If there's a restaurant out there that actually serves crow, Citi analyst Mark Mahaney might not mind a plate of it.

Mahaney upgraded shares of web-based reservations specialist OpenTable (Nasdaq: OPEN) this morning, less than three months after he downgraded the stock at a much lower price point.

Back in June, the analyst took the stock down a peg -- from "buy" to "hold" -- after it hit his $45 price target. What brings Mahaney back to the table now, with the stock closing over the weekend at a price 26% above his late June exit?

According to Mahaney, the story has changed. He sees improving trends, but that's not a recent development. The company posted a healthy 37% spike in quarterly revenue five weeks ago. Despite macro concerns over the state of dining out, OpenTable's top line has been accelerating during the recession. In other words, this isn't a new development.

Mahaney also sees OpenTable as a growing play on smartphone adoption, but that's no "stop the presses" event, either. I've been booking dining reservations through OpenTable's application for Apple's (Nasdaq: AAPL) iPhone for more than a year.

Mahaney's third salient point is the game-changing potential of OpenTable's Spotlight initiative -- but he's late for that bandwagon, too. Merrill Lynch's Justin Post upgraded the stock last month based largely on Spotlight.

Spotlight is OpenTable's program -- currently being tested in two cities -- where folks can buy discounted vouchers for popular eateries. The model has propelled market leader Groupon toward a 10-figure valuation in venture-capital financing rounds.

Margins in this space can be pretty juicy, but the market's also getting pretty crowded. Everybody seems to be playing the Groupon card. Travelzoo (Nasdaq: TZOO), The Knot (Nasdaq: KNOT), and Yelp have all dived into this niche, and they won't all succeed.

OpenTable will face challenges -- and not just from Yelp. OpenTable has working relationships with 12,250 North American restaurants and another 1,878 abroad, but won't offering a single city-specific deal for a particular customer alienate its base? If OpenTable becomes a site known for both dining discounts and online reservations, won't it tempt eateries that aren't discounting to seek a rival service? Before Groupon's rise awakened the sector, OpenTable had no inclination to follow in the footsteps of dining loyalty specialist Rewards Network (Nasdaq: DINE). It does occasionally offer more points in its rewards program for participating restaurants, but that won't rattle the system as dramatically as half-off vouchers for a new client hungry for first-time diners.

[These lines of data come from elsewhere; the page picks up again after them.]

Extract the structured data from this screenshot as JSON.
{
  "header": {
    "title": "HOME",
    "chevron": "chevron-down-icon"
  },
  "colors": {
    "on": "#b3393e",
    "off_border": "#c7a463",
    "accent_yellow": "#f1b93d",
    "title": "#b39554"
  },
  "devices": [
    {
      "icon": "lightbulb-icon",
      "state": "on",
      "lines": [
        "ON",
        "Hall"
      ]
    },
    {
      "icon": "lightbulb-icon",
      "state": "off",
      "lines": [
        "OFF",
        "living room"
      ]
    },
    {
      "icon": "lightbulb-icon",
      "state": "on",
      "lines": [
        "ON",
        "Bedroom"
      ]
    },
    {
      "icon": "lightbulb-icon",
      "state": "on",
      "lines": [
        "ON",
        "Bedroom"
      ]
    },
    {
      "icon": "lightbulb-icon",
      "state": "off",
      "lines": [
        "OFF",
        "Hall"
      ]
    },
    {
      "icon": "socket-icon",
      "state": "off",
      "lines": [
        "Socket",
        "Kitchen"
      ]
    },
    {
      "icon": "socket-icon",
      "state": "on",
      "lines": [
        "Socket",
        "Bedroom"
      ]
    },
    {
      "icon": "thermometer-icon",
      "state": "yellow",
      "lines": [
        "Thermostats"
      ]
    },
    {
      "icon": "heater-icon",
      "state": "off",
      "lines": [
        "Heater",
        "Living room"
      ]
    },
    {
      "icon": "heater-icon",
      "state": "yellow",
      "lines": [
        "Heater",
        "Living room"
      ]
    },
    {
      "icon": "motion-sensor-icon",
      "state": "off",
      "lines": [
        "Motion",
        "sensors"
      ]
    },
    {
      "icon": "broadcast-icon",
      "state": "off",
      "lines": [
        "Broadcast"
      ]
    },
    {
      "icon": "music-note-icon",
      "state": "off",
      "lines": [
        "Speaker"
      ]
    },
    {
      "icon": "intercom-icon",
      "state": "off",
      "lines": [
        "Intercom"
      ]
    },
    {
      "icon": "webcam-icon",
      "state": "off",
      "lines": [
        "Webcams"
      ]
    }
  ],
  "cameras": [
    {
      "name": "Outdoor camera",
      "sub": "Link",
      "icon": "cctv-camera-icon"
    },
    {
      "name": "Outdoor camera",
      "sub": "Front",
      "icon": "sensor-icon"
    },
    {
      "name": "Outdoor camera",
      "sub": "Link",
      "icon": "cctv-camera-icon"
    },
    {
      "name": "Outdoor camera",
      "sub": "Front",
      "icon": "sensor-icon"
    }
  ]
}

This doesn't mean that I'm wavering in my bullish conviction. OpenTable has more than doubled since I recommended it to Motley Fool Rule Breakers newsletter subscribers last summer. It's holding up well against competitive threats and accelerating growth is always a welcome omen. The company has done nothing but blow analyst estimates out of the water with every passing quarter since last year's IPO.

However, when you're eating in a crowded restaurant with reformed bears, it's always nice to know where the exits are -- just in case the kitchen is fresh out of crow.

Have you ever used OpenTable for a restaurant reservation? Share your thoughts in the comment box below.

The Knot and OpenTable are Motley Fool Rule Breakers recommendations. Apple is a Motley Fool Stock Advisor selection. Try any of our Foolish newsletter services free for 30 days. True to its name, The Motley Fool is made up of a motley assortment of writers and analysts, each with a unique perspective; sometimes we agree, sometimes we disagree, but we all believe in the power of learning from each other through our Foolish community. 

Longtime Fool contributor Rick Munarriz is a fan of new stocks, and has even recommended several fresh IPOs to newsletter readers in the past -- including OpenTable. He does not own shares in any of the companies mentioned in this story. He is also part of the Rule Breakers newsletter research team, seeking out tomorrow's ultimate growth stocks a day early. The Fool has a disclosure policy.